Obese adolescent girls have lower academic attainment levels throughout their teenage years, according to a new study. The results of the research conducted by the Universities
of Dundee, Strathclyde, Georgia and Bristol showed that girls who were obese, as measured by BMI (body mass index) at age 11 had lower academic attainment at 11, 13, and 16 years when compared to those with healthy weight. Attainment in the core subjects of English, Maths and Science for obese girls was lower by an amount equivalent to a D instead of a C, which was the average in the sample. There is a clear pattern which shows that girls who are in the obese range are performing more poorly than their counterparts in the healthy weight range throughout their teenage years, said Dr Josie Booth of the School of Psychology at the University of Dundee.
attainment, but it is clear that teenagers, parents, and policymakers in education and public health should be aware of the lifelong educational and economic impact of obesity." The researchers took into account potentially distorting factors such as socio-economic deprivation, mental health, IQ and age of menarche (onset of the menstrual cycle) but found

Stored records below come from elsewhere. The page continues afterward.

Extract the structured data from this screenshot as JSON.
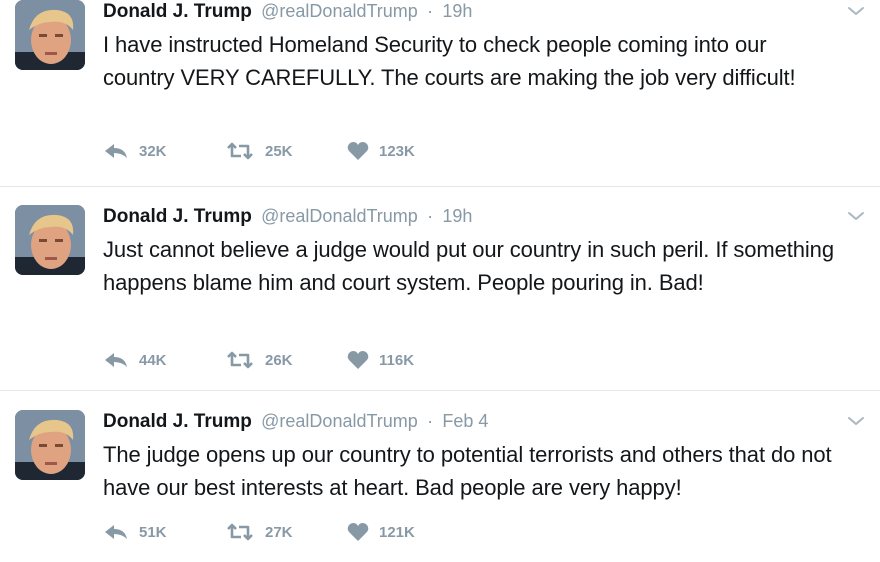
{
  "tweets": [
    {
      "name": "Donald J. Trump",
      "handle": "@realDonaldTrump",
      "separator": "·",
      "time": "19h",
      "text": "I have instructed Homeland Security to check people coming into our country VERY CAREFULLY. The courts are making the job very difficult!",
      "replies": "32K",
      "retweets": "25K",
      "likes": "123K"
    },
    {
      "name": "Donald J. Trump",
      "handle": "@realDonaldTrump",
      "separator": "·",
      "time": "19h",
      "text": "Just cannot  believe a judge would put our country in such peril. If something happens blame him and court system. People pouring in. Bad!",
      "replies": "44K",
      "retweets": "26K",
      "likes": "116K"
    },
    {
      "name": "Donald J. Trump",
      "handle": "@realDonaldTrump",
      "separator": "·",
      "time": "Feb 4",
      "text": "The judge opens up our country to potential terrorists and others that do not have our best interests at heart. Bad people are very happy!",
      "replies": "51K",
      "retweets": "27K",
      "likes": "121K"
    }
  ],
  "icons": {
    "reply": "reply-icon",
    "retweet": "retweet-icon",
    "like": "heart-icon",
    "more": "chevron-down-icon"
  },
  "colors": {
    "name": "#14171a",
    "meta": "#8899a6",
    "divider": "#e1e8ed"
  }
}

these did not change the relationship between obesity and academic attainment.